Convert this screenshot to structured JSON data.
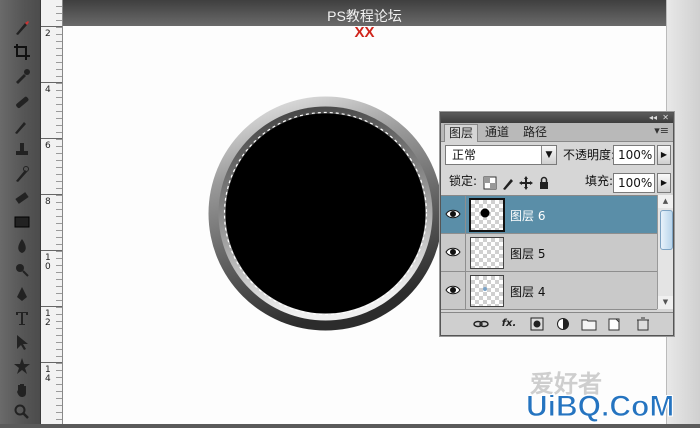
{
  "canvas": {
    "title": "PS教程论坛",
    "subtitle": "XX"
  },
  "ruler": {
    "marks": [
      "2",
      "4",
      "6",
      "8",
      "10",
      "12",
      "14"
    ]
  },
  "toolbar": {
    "tools": [
      "brush-tool",
      "crop-tool",
      "eyedropper-tool",
      "healing-tool",
      "brush-tool-2",
      "clone-stamp-tool",
      "history-brush-tool",
      "eraser-tool",
      "gradient-tool",
      "blur-tool",
      "dodge-tool",
      "pen-tool",
      "type-tool",
      "path-selection-tool",
      "custom-shape-tool",
      "hand-tool",
      "zoom-tool"
    ]
  },
  "layers_panel": {
    "tabs": [
      "图层",
      "通道",
      "路径"
    ],
    "active_tab": "图层",
    "blend_mode": "正常",
    "opacity_label": "不透明度:",
    "opacity_value": "100%",
    "lock_label": "锁定:",
    "fill_label": "填充:",
    "fill_value": "100%",
    "layers": [
      {
        "name": "图层 6",
        "selected": true
      },
      {
        "name": "图层 5",
        "selected": false
      },
      {
        "name": "图层 4",
        "selected": false
      }
    ],
    "bottom_icons": [
      "link-icon",
      "fx-icon",
      "mask-icon",
      "adjustment-icon",
      "folder-icon",
      "new-layer-icon",
      "trash-icon"
    ],
    "fx_label": "fx."
  },
  "watermark": {
    "brand": "UiBQ.CoM",
    "cn": "爱好者"
  },
  "colors": {
    "selected_layer": "#5a8ea8",
    "subtitle": "#d0261d",
    "watermark_brand": "#2574c0"
  }
}
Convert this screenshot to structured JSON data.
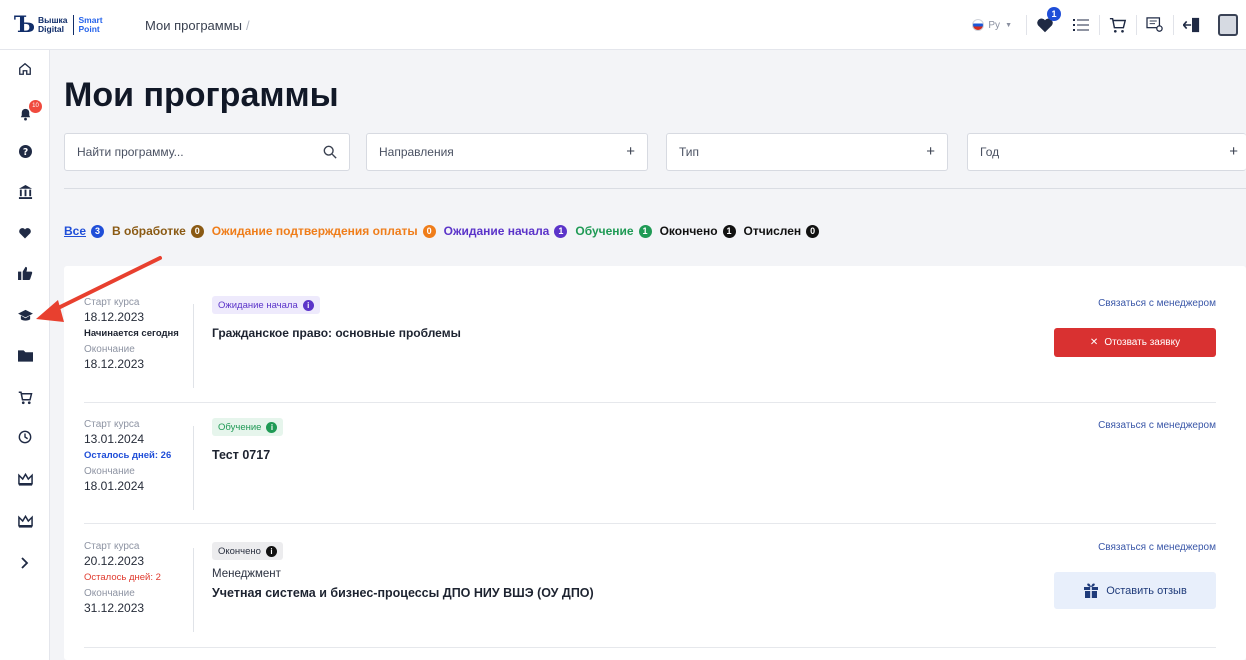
{
  "header": {
    "logo_line1": "Вышка",
    "logo_line2": "Digital",
    "logo_line3": "Smart",
    "logo_line4": "Point",
    "breadcrumb": "Мои программы",
    "breadcrumb_sep": "/",
    "lang": "Ру",
    "favorites_count": "1"
  },
  "sidebar": {
    "notifications_count": "10"
  },
  "page": {
    "title": "Мои программы"
  },
  "filters": {
    "search_placeholder": "Найти программу...",
    "directions": "Направления",
    "type": "Тип",
    "year": "Год"
  },
  "tabs": [
    {
      "label": "Все",
      "count": "3",
      "color": "#1f4ed8"
    },
    {
      "label": "В обработке",
      "count": "0",
      "color": "#8a5a14"
    },
    {
      "label": "Ожидание подтверждения оплаты",
      "count": "0",
      "color": "#ef7d1a"
    },
    {
      "label": "Ожидание начала",
      "count": "1",
      "color": "#5b34c9"
    },
    {
      "label": "Обучение",
      "count": "1",
      "color": "#1f9a55"
    },
    {
      "label": "Окончено",
      "count": "1",
      "color": "#111111"
    },
    {
      "label": "Отчислен",
      "count": "0",
      "color": "#111111"
    }
  ],
  "programs": [
    {
      "start_label": "Старт курса",
      "start_date": "18.12.2023",
      "note": "Начинается сегодня",
      "end_label": "Окончание",
      "end_date": "18.12.2023",
      "status": "Ожидание начала",
      "subtitle": "",
      "title": "Гражданское право: основные проблемы",
      "contact": "Связаться с менеджером",
      "action": "Отозвать заявку"
    },
    {
      "start_label": "Старт курса",
      "start_date": "13.01.2024",
      "note": "Осталось дней: 26",
      "end_label": "Окончание",
      "end_date": "18.01.2024",
      "status": "Обучение",
      "subtitle": "",
      "title": "Тест 0717",
      "contact": "Связаться с менеджером",
      "action": ""
    },
    {
      "start_label": "Старт курса",
      "start_date": "20.12.2023",
      "note": "Осталось дней: 2",
      "end_label": "Окончание",
      "end_date": "31.12.2023",
      "status": "Окончено",
      "subtitle": "Менеджмент",
      "title": "Учетная система и бизнес-процессы ДПО НИУ ВШЭ (ОУ ДПО)",
      "contact": "Связаться с менеджером",
      "action": "Оставить отзыв"
    }
  ],
  "colors": {
    "brand": "#102d69",
    "accent": "#2563eb",
    "danger": "#d93131",
    "arrow": "#e8402f"
  }
}
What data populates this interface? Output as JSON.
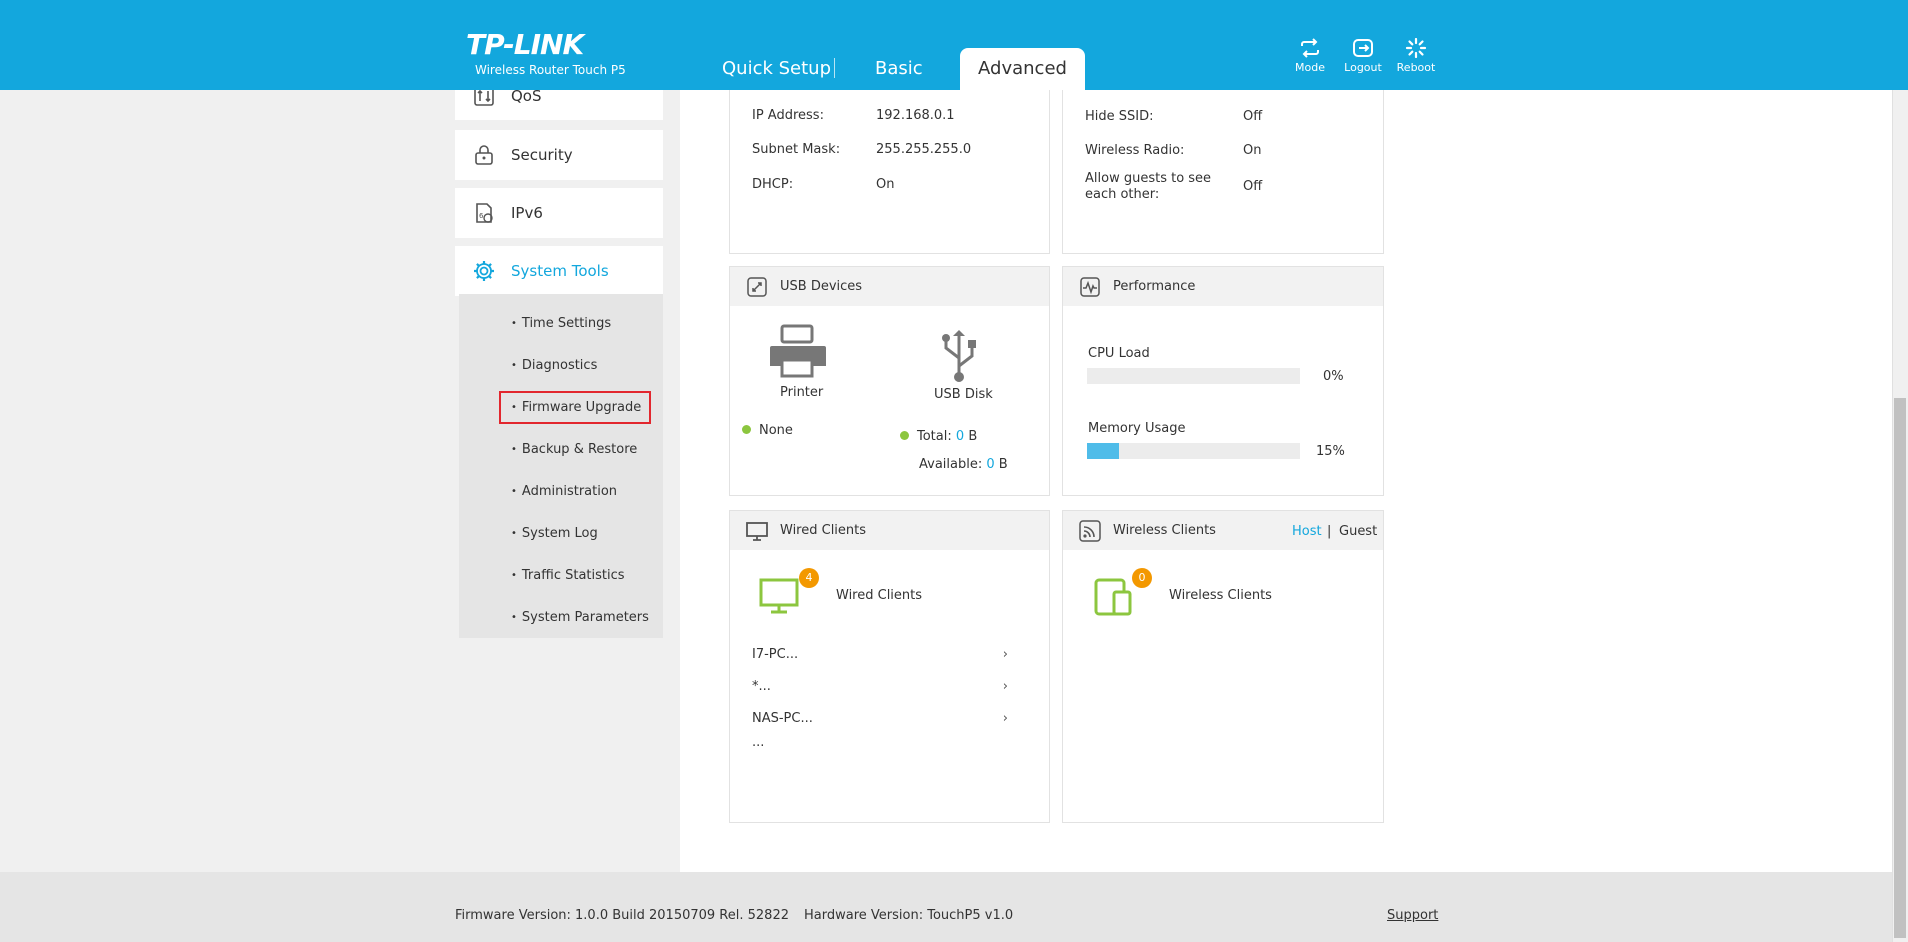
{
  "header": {
    "brand": "TP-LINK",
    "model": "Wireless Router Touch P5",
    "tabs": [
      {
        "label": "Quick Setup",
        "active": false
      },
      {
        "label": "Basic",
        "active": false
      },
      {
        "label": "Advanced",
        "active": true
      }
    ],
    "tools": [
      {
        "label": "Mode",
        "icon": "mode-icon"
      },
      {
        "label": "Logout",
        "icon": "logout-icon"
      },
      {
        "label": "Reboot",
        "icon": "reboot-icon"
      }
    ],
    "color": "#13a7dd"
  },
  "sidebar": {
    "items": [
      {
        "label": "QoS",
        "icon": "qos-icon"
      },
      {
        "label": "Security",
        "icon": "lock-icon"
      },
      {
        "label": "IPv6",
        "icon": "ipv6-icon"
      },
      {
        "label": "System Tools",
        "icon": "gear-icon",
        "active": true
      }
    ],
    "subitems": [
      {
        "label": "Time Settings"
      },
      {
        "label": "Diagnostics"
      },
      {
        "label": "Firmware Upgrade",
        "highlighted": true
      },
      {
        "label": "Backup & Restore"
      },
      {
        "label": "Administration"
      },
      {
        "label": "System Log"
      },
      {
        "label": "Traffic Statistics"
      },
      {
        "label": "System Parameters"
      }
    ]
  },
  "network": {
    "ip_label": "IP Address:",
    "ip_value": "192.168.0.1",
    "mask_label": "Subnet Mask:",
    "mask_value": "255.255.255.0",
    "dhcp_label": "DHCP:",
    "dhcp_value": "On"
  },
  "guest": {
    "hide_ssid_label": "Hide SSID:",
    "hide_ssid_value": "Off",
    "radio_label": "Wireless Radio:",
    "radio_value": "On",
    "allow_label_1": "Allow guests to see",
    "allow_label_2": "each other:",
    "allow_value": "Off"
  },
  "usb": {
    "title": "USB Devices",
    "printer_label": "Printer",
    "printer_status": "None",
    "disk_label": "USB Disk",
    "total_label": "Total:",
    "total_value": "0",
    "available_label": "Available:",
    "available_value": "0",
    "unit": "B"
  },
  "performance": {
    "title": "Performance",
    "cpu_label": "CPU Load",
    "cpu_value": "0%",
    "cpu_fraction": 0,
    "mem_label": "Memory Usage",
    "mem_value": "15%",
    "mem_fraction": 0.15
  },
  "wired": {
    "title": "Wired Clients",
    "label": "Wired Clients",
    "count": "4",
    "clients": [
      "I7-PC...",
      "*...",
      "NAS-PC..."
    ],
    "more": "..."
  },
  "wireless": {
    "title": "Wireless Clients",
    "label": "Wireless Clients",
    "count": "0",
    "host": "Host",
    "separator": "|",
    "guest": "Guest"
  },
  "footer": {
    "firmware": "Firmware Version: 1.0.0 Build 20150709 Rel. 52822",
    "hardware": "Hardware Version: TouchP5 v1.0",
    "support": "Support"
  }
}
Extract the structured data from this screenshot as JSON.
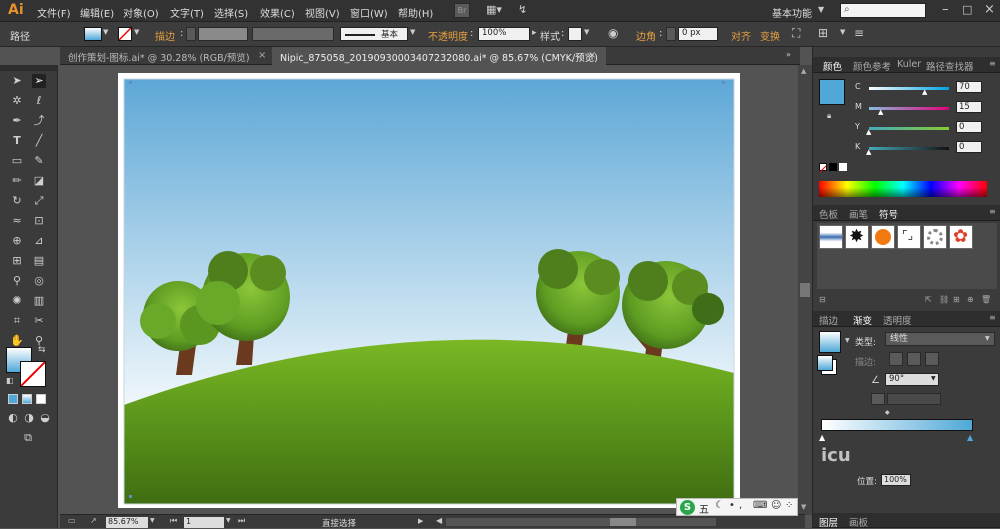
{
  "app": {
    "logo": "Ai",
    "workspace": "基本功能"
  },
  "menu": [
    "文件(F)",
    "编辑(E)",
    "对象(O)",
    "文字(T)",
    "选择(S)",
    "效果(C)",
    "视图(V)",
    "窗口(W)",
    "帮助(H)"
  ],
  "control": {
    "object_type": "路径",
    "stroke_label": "描边",
    "stroke_style": "基本",
    "opacity_label": "不透明度",
    "opacity_value": "100%",
    "style_label": "样式",
    "corner_label": "边角",
    "corner_value": "0 px",
    "align_label": "对齐",
    "transform_label": "变换"
  },
  "tabs": [
    {
      "label": "创作策划-图标.ai* @ 30.28% (RGB/预览)"
    },
    {
      "label": "Nipic_875058_20190930003407232080.ai* @ 85.67% (CMYK/预览)"
    }
  ],
  "status": {
    "zoom": "85.67%",
    "page": "1",
    "tool": "直接选择"
  },
  "panels": {
    "color_tabs": [
      "颜色",
      "颜色参考",
      "Kuler",
      "路径查找器"
    ],
    "cmyk": [
      {
        "label": "C",
        "value": "70"
      },
      {
        "label": "M",
        "value": "15"
      },
      {
        "label": "Y",
        "value": "0"
      },
      {
        "label": "K",
        "value": "0"
      }
    ],
    "swatch_tabs": [
      "色板",
      "画笔",
      "符号"
    ],
    "gradient_tabs": [
      "描边",
      "渐变",
      "透明度"
    ],
    "gradient_type_label": "类型:",
    "gradient_type_value": "线性",
    "gradient_stroke_label": "描边:",
    "gradient_angle": "90°",
    "gradient_location_label": "位置:",
    "gradient_location_value": "100%",
    "bottom_tabs": [
      "图层",
      "画板"
    ],
    "ime_label": "五"
  },
  "colors": {
    "sky_top": "#5da7d6",
    "sky_bottom": "#eef6fb",
    "hill_top": "#7ab824",
    "hill_bottom": "#3f6d12",
    "fill_swatch": "#4fa8d8",
    "accent": "#e8902a"
  }
}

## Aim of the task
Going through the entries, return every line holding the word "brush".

## Result of the task
      "brush-tool",
      "brush-tool-2",
      "history-brush-tool",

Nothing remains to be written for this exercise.